→ REQUIRED ACTION: Copy out each line of the entries below in which the string "ActionScript" appears.
===== DATA SUPPLIED =====
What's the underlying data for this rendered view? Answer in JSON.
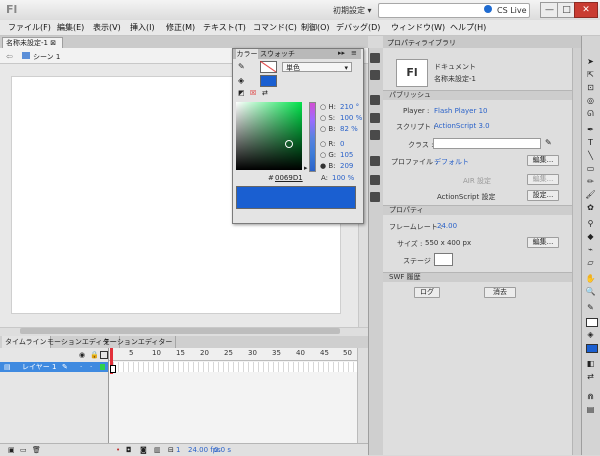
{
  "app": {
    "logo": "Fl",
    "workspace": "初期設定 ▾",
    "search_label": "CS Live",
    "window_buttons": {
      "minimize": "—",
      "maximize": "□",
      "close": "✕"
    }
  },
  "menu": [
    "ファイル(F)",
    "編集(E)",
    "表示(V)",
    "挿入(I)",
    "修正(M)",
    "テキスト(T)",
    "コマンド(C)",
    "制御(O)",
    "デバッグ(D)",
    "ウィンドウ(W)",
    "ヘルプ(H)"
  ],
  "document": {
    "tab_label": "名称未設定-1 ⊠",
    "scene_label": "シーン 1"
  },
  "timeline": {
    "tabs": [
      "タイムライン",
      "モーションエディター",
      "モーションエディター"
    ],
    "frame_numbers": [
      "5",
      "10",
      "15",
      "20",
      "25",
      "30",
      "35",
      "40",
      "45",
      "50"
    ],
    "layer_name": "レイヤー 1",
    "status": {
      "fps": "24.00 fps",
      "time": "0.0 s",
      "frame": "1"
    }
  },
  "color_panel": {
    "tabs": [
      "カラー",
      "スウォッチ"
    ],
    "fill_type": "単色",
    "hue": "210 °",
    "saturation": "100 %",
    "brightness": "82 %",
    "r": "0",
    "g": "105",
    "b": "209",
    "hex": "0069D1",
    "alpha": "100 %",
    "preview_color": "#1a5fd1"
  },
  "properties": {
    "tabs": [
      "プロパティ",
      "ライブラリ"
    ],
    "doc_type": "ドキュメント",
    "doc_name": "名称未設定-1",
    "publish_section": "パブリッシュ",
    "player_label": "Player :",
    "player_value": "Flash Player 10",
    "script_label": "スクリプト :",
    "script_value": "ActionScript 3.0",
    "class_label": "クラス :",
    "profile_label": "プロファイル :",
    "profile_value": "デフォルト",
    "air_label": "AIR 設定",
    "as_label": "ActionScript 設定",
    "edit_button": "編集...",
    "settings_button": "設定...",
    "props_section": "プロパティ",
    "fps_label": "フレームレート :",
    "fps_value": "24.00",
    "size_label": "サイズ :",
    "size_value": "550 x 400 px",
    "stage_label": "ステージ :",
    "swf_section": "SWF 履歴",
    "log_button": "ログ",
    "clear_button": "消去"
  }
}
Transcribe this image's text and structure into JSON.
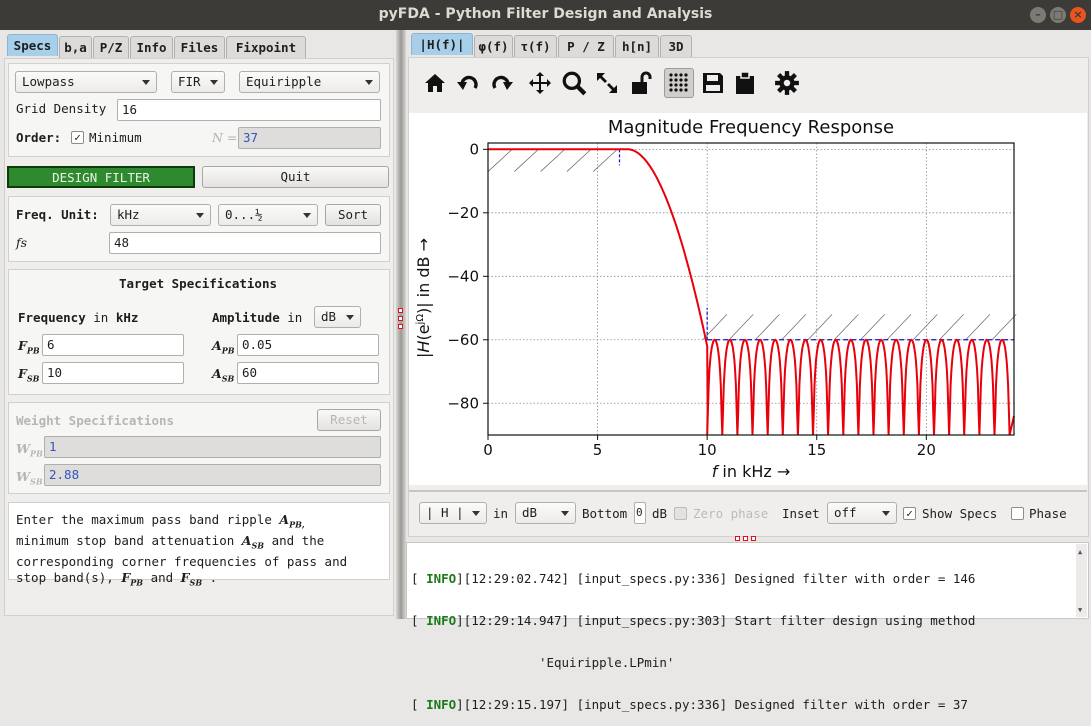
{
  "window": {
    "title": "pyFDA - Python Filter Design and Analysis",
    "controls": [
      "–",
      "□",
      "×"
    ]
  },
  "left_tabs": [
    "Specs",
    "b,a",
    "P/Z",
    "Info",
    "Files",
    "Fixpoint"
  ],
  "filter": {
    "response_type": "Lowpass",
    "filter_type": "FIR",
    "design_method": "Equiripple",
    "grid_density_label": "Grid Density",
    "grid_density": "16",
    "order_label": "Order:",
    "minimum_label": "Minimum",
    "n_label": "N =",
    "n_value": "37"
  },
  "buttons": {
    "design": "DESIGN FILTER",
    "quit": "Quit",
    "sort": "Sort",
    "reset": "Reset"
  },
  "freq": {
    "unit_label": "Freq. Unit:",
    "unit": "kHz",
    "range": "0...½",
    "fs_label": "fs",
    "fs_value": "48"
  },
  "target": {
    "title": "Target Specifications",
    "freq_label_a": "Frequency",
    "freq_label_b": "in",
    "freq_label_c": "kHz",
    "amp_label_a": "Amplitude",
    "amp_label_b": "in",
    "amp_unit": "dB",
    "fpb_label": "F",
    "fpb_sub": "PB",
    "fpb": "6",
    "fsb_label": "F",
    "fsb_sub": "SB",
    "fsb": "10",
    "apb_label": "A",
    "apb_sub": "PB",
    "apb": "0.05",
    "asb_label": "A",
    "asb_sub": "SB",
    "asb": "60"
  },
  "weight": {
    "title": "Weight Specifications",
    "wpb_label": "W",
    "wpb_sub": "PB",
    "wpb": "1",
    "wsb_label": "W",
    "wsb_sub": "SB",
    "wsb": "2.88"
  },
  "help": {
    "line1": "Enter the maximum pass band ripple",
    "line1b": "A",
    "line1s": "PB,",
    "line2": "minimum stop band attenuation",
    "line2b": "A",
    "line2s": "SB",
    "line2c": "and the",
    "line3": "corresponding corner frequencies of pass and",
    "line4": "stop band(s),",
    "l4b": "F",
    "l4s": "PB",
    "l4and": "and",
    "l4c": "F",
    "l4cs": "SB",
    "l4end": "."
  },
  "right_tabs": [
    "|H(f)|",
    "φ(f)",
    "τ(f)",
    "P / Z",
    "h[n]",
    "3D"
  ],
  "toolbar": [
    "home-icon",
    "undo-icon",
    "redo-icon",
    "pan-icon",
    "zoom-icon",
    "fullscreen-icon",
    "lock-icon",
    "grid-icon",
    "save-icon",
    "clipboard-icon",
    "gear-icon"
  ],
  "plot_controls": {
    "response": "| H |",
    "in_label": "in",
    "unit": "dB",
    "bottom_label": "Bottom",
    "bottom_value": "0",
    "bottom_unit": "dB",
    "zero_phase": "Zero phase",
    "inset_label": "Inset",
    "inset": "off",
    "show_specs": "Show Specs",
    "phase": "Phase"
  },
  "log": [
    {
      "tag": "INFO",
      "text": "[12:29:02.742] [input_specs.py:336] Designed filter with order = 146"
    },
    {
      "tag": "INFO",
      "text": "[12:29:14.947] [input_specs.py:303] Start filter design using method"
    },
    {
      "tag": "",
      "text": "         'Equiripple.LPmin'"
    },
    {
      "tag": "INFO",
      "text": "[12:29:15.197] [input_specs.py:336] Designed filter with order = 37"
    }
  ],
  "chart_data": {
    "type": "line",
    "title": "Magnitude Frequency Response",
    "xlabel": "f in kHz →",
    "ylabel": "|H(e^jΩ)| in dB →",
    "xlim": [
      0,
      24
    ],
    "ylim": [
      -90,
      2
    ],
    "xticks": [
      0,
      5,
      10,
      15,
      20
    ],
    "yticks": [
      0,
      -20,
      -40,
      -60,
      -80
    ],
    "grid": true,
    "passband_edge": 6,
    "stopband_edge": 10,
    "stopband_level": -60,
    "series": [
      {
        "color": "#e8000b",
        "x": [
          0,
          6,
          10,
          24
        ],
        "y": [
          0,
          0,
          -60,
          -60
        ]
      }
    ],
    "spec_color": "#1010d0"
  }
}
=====
→ RESPONSE BOX:
    "script_value": "ActionScript 3.0",
    "as_label": "ActionScript 設定",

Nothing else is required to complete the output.